The books I didn’t love

On the whole, I’m good at choosing books I will enjoy and steering clear of those I probably won’t. This is a fair bit easier to do with nonfiction, of course. Despite this, there were just a few books I did not love.
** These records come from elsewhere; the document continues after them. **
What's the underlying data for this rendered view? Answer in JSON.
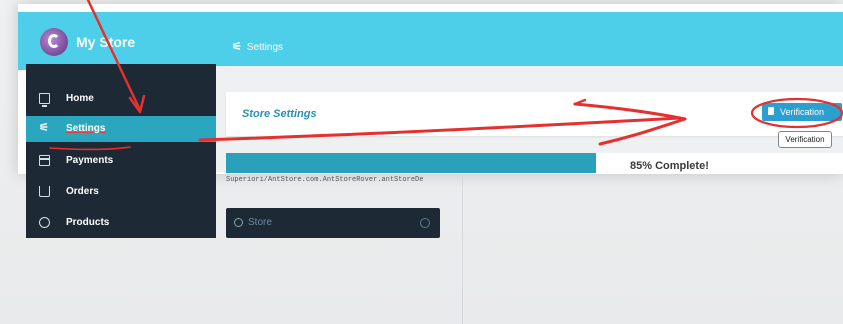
{
  "header": {
    "brand": "My Store",
    "breadcrumb_icon": "⚟",
    "breadcrumb": "Settings"
  },
  "sidebar": {
    "items": [
      {
        "label": "Home",
        "icon": "monitor-icon"
      },
      {
        "label": "Settings",
        "icon": "settings-icon",
        "active": true
      },
      {
        "label": "Payments",
        "icon": "card-icon"
      },
      {
        "label": "Orders",
        "icon": "cart-icon"
      },
      {
        "label": "Products",
        "icon": "products-icon"
      }
    ]
  },
  "main": {
    "card_title": "Store Settings",
    "verify_button": "Verification",
    "tooltip": "Verification",
    "progress": {
      "value_percent": 85,
      "label": "85% Complete!"
    },
    "url_text": "Superiori/AntStore.com.AntStoreRover.antStoreDe",
    "dark_bar_text": "Store"
  },
  "colors": {
    "topbar": "#4dcfe9",
    "sidebar": "#1d2a36",
    "active": "#2aa7be",
    "annotation": "#e53030"
  }
}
Gentle and Lowly by Dane Ortlund, a book my father highly recommended, was difficult to stomach. Here’s a bit of my review: “Pointing out the subtle, sweet details of a theology that genuinely posits that billions of G-d’s created beings will have an eternity of torture upon their death is like putting powdered sugar on gluten free brownies. It’s still crap. No thanks, DANE. Keep that to yourself. However, if thinking about the abounding gentleness and love that Jesus has for you, a Chosen Person, and not for any of those Unchosen People really gets you fired up in the morning, this book is for you! Jesus wants to give you a big hug! Just don’t think about your old neighbor, Leslie, who is burning in Hell because the only Christians in her life were always rude to her.” Disclaimer: since writing this review, I have had enjoyable gluten free brownies. As you can see, though, my issues with Ortlund’s theological perspective are much larger than my issues with the book on its own.

I understand the appeal of 1984 by George Orwell, and Orwell is a favorite of many folks whose opinions I trust, but boy, was this one a slog. Perhaps I am just not used to reading classics as of late, but I did not enjoy this. Don’t get me wrong, I can appreciate the metaphorical weight of the writing and what it all means without enjoying it. In fact, maybe he meant for me to be creeped out and bored the whole time.
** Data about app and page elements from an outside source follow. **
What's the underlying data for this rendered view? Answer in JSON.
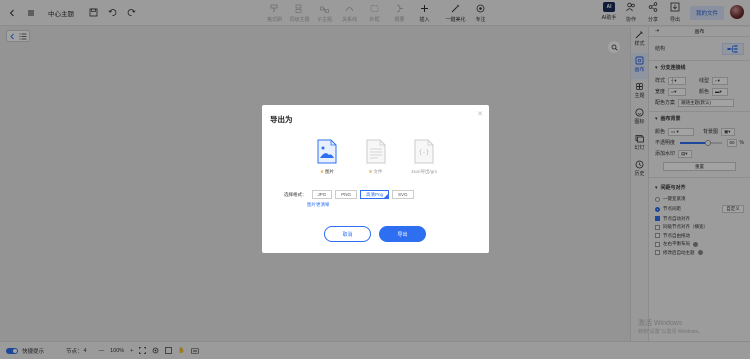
{
  "header": {
    "title": "中心主题",
    "tools": [
      {
        "label": "格式刷",
        "icon": "format-brush-icon",
        "active": false
      },
      {
        "label": "同级主题",
        "icon": "sibling-topic-icon",
        "active": false
      },
      {
        "label": "子主题",
        "icon": "subtopic-icon",
        "active": false
      },
      {
        "label": "关系线",
        "icon": "relation-line-icon",
        "active": false
      },
      {
        "label": "外框",
        "icon": "boundary-icon",
        "active": false
      },
      {
        "label": "概要",
        "icon": "summary-icon",
        "active": false
      },
      {
        "label": "插入",
        "icon": "insert-icon",
        "active": true
      },
      {
        "label": "一键美化",
        "icon": "beautify-icon",
        "active": true
      },
      {
        "label": "专注",
        "icon": "focus-icon",
        "active": true
      }
    ],
    "right_tools": [
      {
        "label": "AI助手",
        "icon": "ai-icon"
      },
      {
        "label": "协作",
        "icon": "collab-icon"
      },
      {
        "label": "分享",
        "icon": "share-icon"
      },
      {
        "label": "导出",
        "icon": "export-icon"
      }
    ],
    "my_files": "我的文件"
  },
  "sidestrip": [
    {
      "label": "样式",
      "icon": "style-icon",
      "active": false
    },
    {
      "label": "画布",
      "icon": "canvas-icon",
      "active": true
    },
    {
      "label": "主题",
      "icon": "theme-icon",
      "active": false
    },
    {
      "label": "图标",
      "icon": "emoji-icon",
      "active": false
    },
    {
      "label": "幻灯",
      "icon": "slides-icon",
      "active": false
    },
    {
      "label": "历史",
      "icon": "history-icon",
      "active": false
    }
  ],
  "panel": {
    "title": "画布",
    "structure_label": "结构",
    "branch_section": "分支连接线",
    "style_label": "样式",
    "line_label": "线型",
    "width_label": "宽度",
    "color_label": "颜色",
    "color_scheme_label": "配色方案",
    "color_scheme_value": "跟随主题(默认)",
    "bg_section": "画布背景",
    "bg_color_label": "颜色",
    "bg_image_label": "背景图",
    "opacity_label": "不透明度",
    "opacity_value": "60",
    "opacity_unit": "%",
    "watermark_label": "添加水印",
    "reset_label": "重置",
    "layout_section": "间距与对齐",
    "options": [
      {
        "label": "一键变紧凑",
        "type": "radio",
        "checked": false
      },
      {
        "label": "节点间距",
        "type": "radio",
        "checked": true,
        "extra": "自定义"
      },
      {
        "label": "节点自动对齐",
        "type": "check",
        "checked": true
      },
      {
        "label": "同级节点对齐（横宽）",
        "type": "check",
        "checked": false
      },
      {
        "label": "节点自由拖动",
        "type": "check",
        "checked": false
      },
      {
        "label": "左右平衡布局",
        "type": "check",
        "checked": false
      },
      {
        "label": "修改后自动主题",
        "type": "check",
        "checked": false
      }
    ]
  },
  "bottom": {
    "shortcut_label": "快捷提示",
    "nodes_label": "节点：",
    "nodes_value": "4",
    "zoom": "100%"
  },
  "watermark": {
    "line1": "激活 Windows",
    "line2": "转到“设置”以激活 Windows。"
  },
  "dialog": {
    "title": "导出为",
    "formats": [
      {
        "label": "图片",
        "icon": "image-file-icon",
        "selected": true,
        "badge": true
      },
      {
        "label": "文件",
        "icon": "document-file-icon",
        "selected": false,
        "badge": true
      },
      {
        "label": "Json导出/gm",
        "icon": "json-file-icon",
        "selected": false,
        "badge": false
      }
    ],
    "type_label": "选择格式：",
    "types": [
      {
        "label": "JPG",
        "selected": false
      },
      {
        "label": "PNG",
        "selected": false
      },
      {
        "label": "高清Png",
        "selected": true
      },
      {
        "label": "SVG",
        "selected": false
      }
    ],
    "bg_link": "图片更清晰",
    "cancel": "取消",
    "export": "导出"
  }
}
The books I should probably get around to reading in 2022

Believe it or not, I have never read To Kill a Mockingbird by Harper Lee. So, I feel like I should probably get around to that in 2022.

For years, I’ve been meaning to read Emily of New Moon, which is the beginning of a series by L. M. Montgomery, who wrote Anne of Green Gables, which is of course fantastic. Well, in 2022, I’m finally going to read it.
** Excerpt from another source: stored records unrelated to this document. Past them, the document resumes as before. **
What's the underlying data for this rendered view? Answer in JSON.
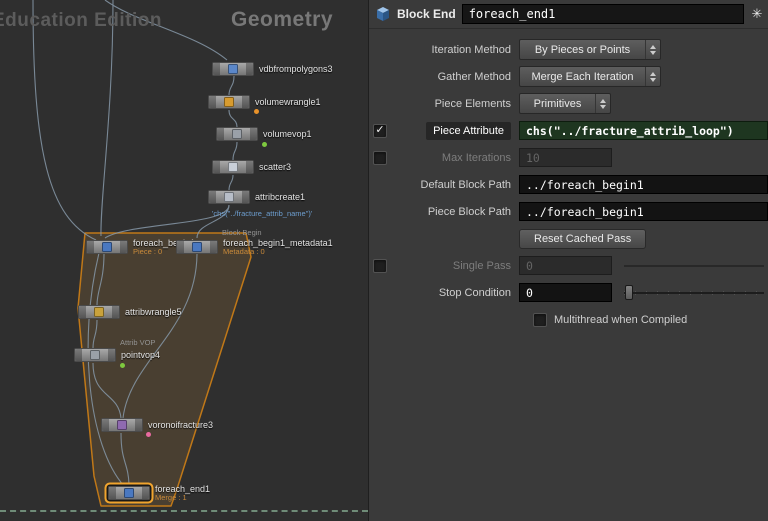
{
  "colors": {
    "accent_orange": "#f0a42e",
    "region_stroke": "#c07818",
    "expression_green": "#1e3620",
    "wire_blue_gray": "#8698a8"
  },
  "icons": {
    "check": "✓",
    "menu": "✳"
  },
  "network": {
    "watermark": "Education Edition",
    "context_label": "Geometry",
    "nodes": [
      {
        "name": "vdbfrompolygons3"
      },
      {
        "name": "volumewrangle1"
      },
      {
        "name": "volumevop1"
      },
      {
        "name": "scatter3"
      },
      {
        "name": "attribcreate1",
        "comment": "'chs(\"../fracture_attrib_name\")'"
      },
      {
        "name": "foreach_begin1",
        "badge": "Piece : 0"
      },
      {
        "name": "foreach_begin1_metadata1",
        "header": "Block Begin",
        "badge": "Metadata : 0"
      },
      {
        "name": "attribwrangle5"
      },
      {
        "name": "pointvop4",
        "header": "Attrib VOP"
      },
      {
        "name": "voronoifracture3"
      },
      {
        "name": "foreach_end1",
        "badge": "Merge : 1"
      }
    ]
  },
  "params": {
    "header": {
      "type_label": "Block End",
      "name_value": "foreach_end1"
    },
    "iteration_method": {
      "label": "Iteration Method",
      "value": "By Pieces or Points"
    },
    "gather_method": {
      "label": "Gather Method",
      "value": "Merge Each Iteration"
    },
    "piece_elements": {
      "label": "Piece Elements",
      "value": "Primitives"
    },
    "piece_attribute": {
      "label": "Piece Attribute",
      "value": "chs(\"../fracture_attrib_loop\")"
    },
    "max_iterations": {
      "label": "Max Iterations",
      "value": "10"
    },
    "default_block_path": {
      "label": "Default Block Path",
      "value": "../foreach_begin1"
    },
    "piece_block_path": {
      "label": "Piece Block Path",
      "value": "../foreach_begin1"
    },
    "reset_button_label": "Reset Cached Pass",
    "single_pass": {
      "label": "Single Pass",
      "value": "0"
    },
    "stop_condition": {
      "label": "Stop Condition",
      "value": "0"
    },
    "multithread": {
      "label": "Multithread when Compiled"
    }
  }
}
To check out the books I mentioned, head to Bookshop.

In conclusion

I’m glad I was able to read all of these books, and more, even though many were in the form of audiobooks, because I know my day to day life was benefited by my reading, and the landscape of my thoughtlife throughout this last year would have been vastly different without the books I read. My reading goals for 2022 are to read another 50 books, and to read 12 in print and 12 fictional books, since these are less common in my reading habits as they stand.

Here are some tips, if you want to read more in 2022:

  • Listen to audiobooks! I listen to audiobooks while I’m driving, and if you have a commute, audiobooks can keep you company and offer a bit more food for thought than music, if that’s something you want.
  • Read before you go to bed. This always helps me with the bit of insomnia I can experience on rare occasions, and if you read a chapter of a book every night before bed, or an essay from a collection, you’ll probably be through a book by the end of each month.
  • Start with a number that makes sense. If you don’t read much at all, start with a goal of 12 books for the whole year, and let many of those be audiobooks, if audiobooks are easier for you to be consistent with.
  • Accept whatever you are able to achieve, and don’t get frustrated with yourself if you don’t reach your goals. There are things outside your control, and laziness probably doesn’t even exist.

Thanks for reading, Merry Christmas, and may your New Year be full of thought-provoking books.

2 responses to “72 Books: What I loved, what I didn’t, and how I made 2021 my biggest year of reading”

  1. […] At the end of 2021 and into the beginning of this year, I read a book called People Love Dead Jews, which I mentioned in last year’s reading wrap-up. […]

  2. […] set them, every year, without fail. And somehow, this year was different. As I mentioned in my reading recap, this was probably best attributed to the major change of pace that came with this year: moving to […]